Founded over 150 years ago, The Lutheran Theological Seminary at Philadelphia, centered in the Gospel of Jesus Christ, seeks to educate and form public leaders who are committed to developing and nurturing individual believers and communities of faith for engagement in the world. It offers degree and advanced-degree programs, and certificate programs, as well as Lifelong Learning offerings, and is launching its new and flexible Distributed Learning Master of Divinity pathway the fall of 2016. Contact us online at, call 215.248.7302, or email for more information.

Founded in 1826, the Lutheran Theological Seminary at Gettysburg, the oldest of the eight seminaries of the Evangelical Lutheran Church in America, preparing women and men to be outreach oriented public theologians and mission leaders. As a graduate and professional theological school, it provides degree and non-degree programs, continuing studies, and specialized educational opportunities for informed lay persons, ordained ministers and other rostered leaders, and high school youth. More information is available at the Seminary’s web site: , by email at, or by calling 717.338-3000.


Text of Resolutions

In the conviction that faithfulness to our mission of theological education and leadership formation, for the sake of the world and Christ’s Church, can best be served thereby in the future, the board of the (Lutheran Theological Seminary at Gettysburg/The Lutheran Theological Seminary at Philadelphia) commits to continue in the process leading toward a form of unification with (The Lutheran Theological Seminary at Philadelphia/Lutheran Theological Seminary at Gettysburg). The Board looks forward to taking all additional necessary steps as the most viable pathway is determined by legal counsel and our officers, in consultation with the Pennsylvania Department of Education, our accreditors, and ELCA churchwide “sponsors.”

The Board also expresses gratitude to all members of both schools’ governance bodies, faculties, staffs and students who are contributing their expertise and wisdom through the work groups, Steering Committee and in other ways.

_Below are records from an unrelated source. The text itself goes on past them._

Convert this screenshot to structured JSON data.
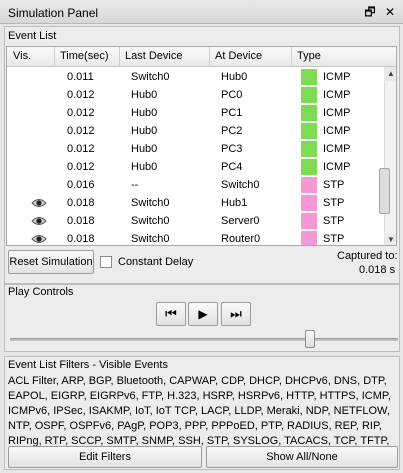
{
  "window": {
    "title": "Simulation Panel",
    "restore_glyph": "🗗",
    "close_glyph": "✕"
  },
  "event_list": {
    "title": "Event List",
    "columns": [
      "Vis.",
      "Time(sec)",
      "Last Device",
      "At Device",
      "Type"
    ],
    "rows": [
      {
        "visible": false,
        "time": "0.011",
        "last": "Switch0",
        "at": "Hub0",
        "type": "ICMP",
        "color": "#7ddc52"
      },
      {
        "visible": false,
        "time": "0.012",
        "last": "Hub0",
        "at": "PC0",
        "type": "ICMP",
        "color": "#7ddc52"
      },
      {
        "visible": false,
        "time": "0.012",
        "last": "Hub0",
        "at": "PC1",
        "type": "ICMP",
        "color": "#7ddc52"
      },
      {
        "visible": false,
        "time": "0.012",
        "last": "Hub0",
        "at": "PC2",
        "type": "ICMP",
        "color": "#7ddc52"
      },
      {
        "visible": false,
        "time": "0.012",
        "last": "Hub0",
        "at": "PC3",
        "type": "ICMP",
        "color": "#7ddc52"
      },
      {
        "visible": false,
        "time": "0.012",
        "last": "Hub0",
        "at": "PC4",
        "type": "ICMP",
        "color": "#7ddc52"
      },
      {
        "visible": false,
        "time": "0.016",
        "last": "--",
        "at": "Switch0",
        "type": "STP",
        "color": "#f598d8"
      },
      {
        "visible": true,
        "time": "0.018",
        "last": "Switch0",
        "at": "Hub1",
        "type": "STP",
        "color": "#f598d8"
      },
      {
        "visible": true,
        "time": "0.018",
        "last": "Switch0",
        "at": "Server0",
        "type": "STP",
        "color": "#f598d8"
      },
      {
        "visible": true,
        "time": "0.018",
        "last": "Switch0",
        "at": "Router0",
        "type": "STP",
        "color": "#f598d8"
      }
    ],
    "reset_label": "Reset Simulation",
    "constant_delay_label": "Constant Delay",
    "constant_delay_checked": false,
    "captured_label": "Captured to:",
    "captured_value": "0.018 s"
  },
  "play_controls": {
    "title": "Play Controls",
    "back_glyph": "⏮",
    "play_glyph": "▶",
    "forward_glyph": "⏭",
    "slider_position": 0.76
  },
  "filters": {
    "title": "Event List Filters - Visible Events",
    "text": "ACL Filter, ARP, BGP, Bluetooth, CAPWAP, CDP, DHCP, DHCPv6, DNS, DTP, EAPOL, EIGRP, EIGRPv6, FTP, H.323, HSRP, HSRPv6, HTTP, HTTPS, ICMP, ICMPv6, IPSec, ISAKMP, IoT, IoT TCP, LACP, LLDP, Meraki, NDP, NETFLOW, NTP, OSPF, OSPFv6, PAgP, POP3, PPP, PPPoED, PTP, RADIUS, REP, RIP, RIPng, RTP, SCCP, SMTP, SNMP, SSH, STP, SYSLOG, TACACS, TCP, TFTP, Telnet, UDP, USB, VTP",
    "edit_label": "Edit Filters",
    "show_all_label": "Show All/None"
  },
  "colors": {
    "icmp": "#7ddc52",
    "stp": "#f598d8"
  },
  "icons": {
    "visible": "eye-icon",
    "back": "step-back-icon",
    "play": "play-icon",
    "forward": "step-forward-icon"
  }
}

We request that the president and board chair work with their Philadelphia counterparts to recommend to the board members of a Transition Team and a proposal stipulating its duties, responsibilities and  accountabilities.